From the existing research, we learned some interesting anecdotes from Gwynn Henderson. For example, some studies show that kids do not connect objects with cultures… yet archaeology in its most basic sense is telling stories with objects. Also, kids have positive attitudes about archaeology, but they do not see how it's linked to now. Finally, many people think that those who created simple technology had simple minds. Promoting engaged understanding through archaeology education can change those misconceptions!
 
As break-out groups, we discussed more potential research topic areas, drafted benchmarks for archaeological literacy, talked about avenues for publication and professionalization, and brainstormed creative informal learning and assessment opportunities. We will continue to work hard going forward to create, disseminate, and share this information. 
 
A team works to draft archaeology literacy benchmarks
A team works to draft archaeology literacy benchmarks.
 

Promoting Archaeological Outreach: Marketing, Distribution, and Sustainability – D. Clark Wernecke, The Gault School of Archaeological Research
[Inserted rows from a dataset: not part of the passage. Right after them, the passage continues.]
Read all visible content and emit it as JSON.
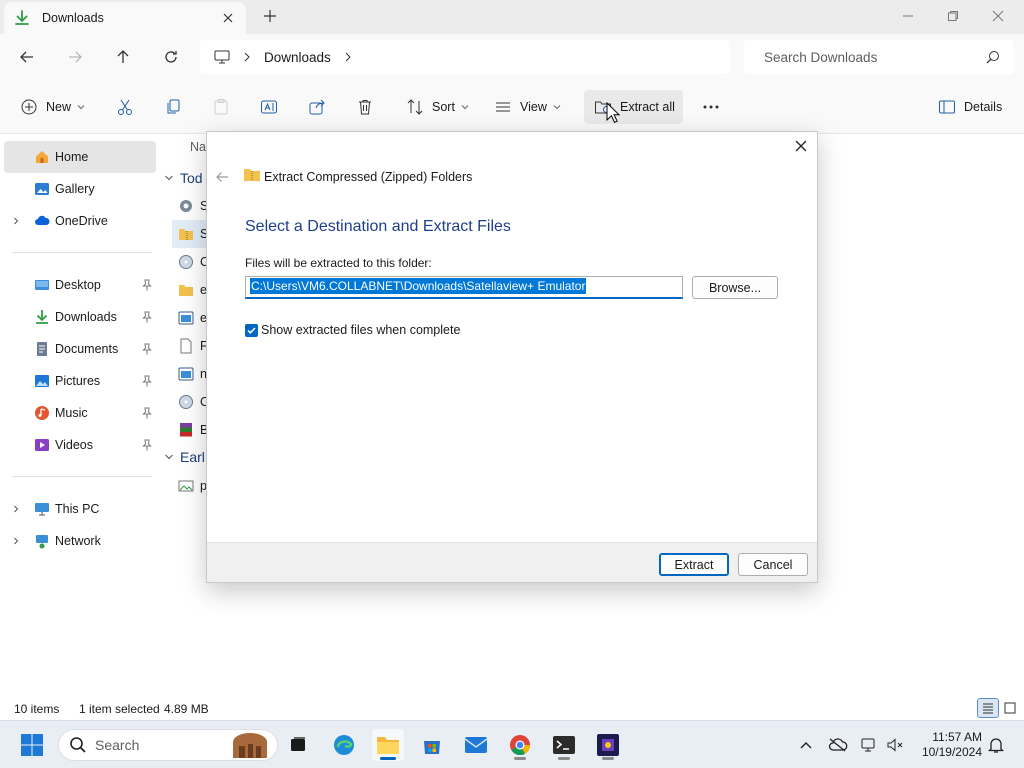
{
  "window": {
    "tab_label": "Downloads"
  },
  "address": {
    "breadcrumb": "Downloads",
    "search_placeholder": "Search Downloads"
  },
  "commands": {
    "new": "New",
    "sort": "Sort",
    "view": "View",
    "extract_all": "Extract all",
    "details": "Details"
  },
  "sidebar": {
    "items": [
      {
        "label": "Home",
        "icon": "home-icon",
        "selected": true
      },
      {
        "label": "Gallery",
        "icon": "gallery-icon"
      },
      {
        "label": "OneDrive",
        "icon": "onedrive-icon",
        "expandable": true
      },
      {
        "label": "Desktop",
        "icon": "desktop-icon",
        "pinned": true
      },
      {
        "label": "Downloads",
        "icon": "downloads-icon",
        "pinned": true
      },
      {
        "label": "Documents",
        "icon": "documents-icon",
        "pinned": true
      },
      {
        "label": "Pictures",
        "icon": "pictures-icon",
        "pinned": true
      },
      {
        "label": "Music",
        "icon": "music-icon",
        "pinned": true
      },
      {
        "label": "Videos",
        "icon": "videos-icon",
        "pinned": true
      },
      {
        "label": "This PC",
        "icon": "this-pc-icon",
        "expandable": true
      },
      {
        "label": "Network",
        "icon": "network-icon",
        "expandable": true
      }
    ]
  },
  "filelist": {
    "column_name": "Na",
    "group_today": "Tod",
    "group_earlier": "Earl",
    "rows": [
      {
        "text": "Sa",
        "icon": "settings-file-icon"
      },
      {
        "text": "Sa",
        "icon": "zip-folder-icon",
        "selected": true
      },
      {
        "text": "C",
        "icon": "cd-file-icon"
      },
      {
        "text": "e",
        "icon": "zip-folder-icon"
      },
      {
        "text": "e",
        "icon": "app-file-icon"
      },
      {
        "text": "Fi",
        "icon": "blank-file-icon"
      },
      {
        "text": "n",
        "icon": "app-file-icon"
      },
      {
        "text": "C",
        "icon": "cd-file-icon"
      },
      {
        "text": "B",
        "icon": "winrar-file-icon"
      },
      {
        "text": "p",
        "icon": "image-file-icon"
      }
    ]
  },
  "status": {
    "item_count": "10 items",
    "selection": "1 item selected",
    "size": "4.89 MB"
  },
  "dialog": {
    "title": "Extract Compressed (Zipped) Folders",
    "heading": "Select a Destination and Extract Files",
    "label": "Files will be extracted to this folder:",
    "path": "C:\\Users\\VM6.COLLABNET\\Downloads\\Satellaview+ Emulator",
    "browse": "Browse...",
    "checkbox_label": "Show extracted files when complete",
    "checkbox_checked": true,
    "extract": "Extract",
    "cancel": "Cancel"
  },
  "taskbar": {
    "search_label": "Search",
    "time": "11:57 AM",
    "date": "10/19/2024"
  },
  "colors": {
    "accent": "#0067c0",
    "heading": "#1f3f8a",
    "selection": "#0078d7"
  }
}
As archaeology educators, "We are ALL in business," says Clark Wernecke. This is true.  Without efficient promotion and marketing of what we do, we will not have successful programs. Clark provided the group with some “Marketing 101”, ultimately advising us to make our audience our main focus. “It's all about THEM. Take yourself out of the equation." As a profession, we need to steer our outreach away from promoting archaeology for archaeologists. In terms of marketing our programming and curricula to schools, it is best to show how students are excelling with archaeology framed from standards, not boxed within them. Teachers are making it work! The group also shared successes and failures with marketing, and talked about the power of social media, professional incentives, and food. Yes, food! 
 

Wrap-up/Discussion

This was an incredibly rewarding conference, especially when combined with what we accomplished during the National Archaeology Education Conference at Crow Canyon Archaeological Center last October. There were several good takeaways from our discussions and several future action items to address. First, there has been a lot of great work done in the past 30+ years. We need to build on what is there and move forward. Also, we need to create core values and best practices to build from, with guidelines and benchmarks. Research, evaluation, and publication are crucial, including doing more preliminary and post assessment at informal events. We have to start somewhere, and having a professional organization of archaeology/heritage educators and a dedicated archaeology/heritage education journal to collectively publish in our research in would be a dream come true. 
 

How Can You Help?

Do you do archaeology outreach or education and have information to contribute? Currently, I am compiling extensive lists of archaeology programs and organizations across the country that do statewide engagement, programs with traveling resource kits for educators, programs with original online curricula or lessons, and statewide site stewardship or training programs. Others are compiling lists on archaeology education research, archaeology education publications adults and children, archaeology outreach job descriptions, public archaeology websites, and meetings or conferences where we can meet to discuss archaeology education. Our success will rely on communication and networking! Also, don’t forget that you can contribute to the survey on challenges and solutions to archaeology outreach and education. Lastly, if you’re simply interested in being a part of this national conversation, let me know! I can pass along your name and e-mail to make sure you’re in the loop. Any questions, please contact me: elizabeth-reetz@uiowa.edu 

Tags: 

Keywords: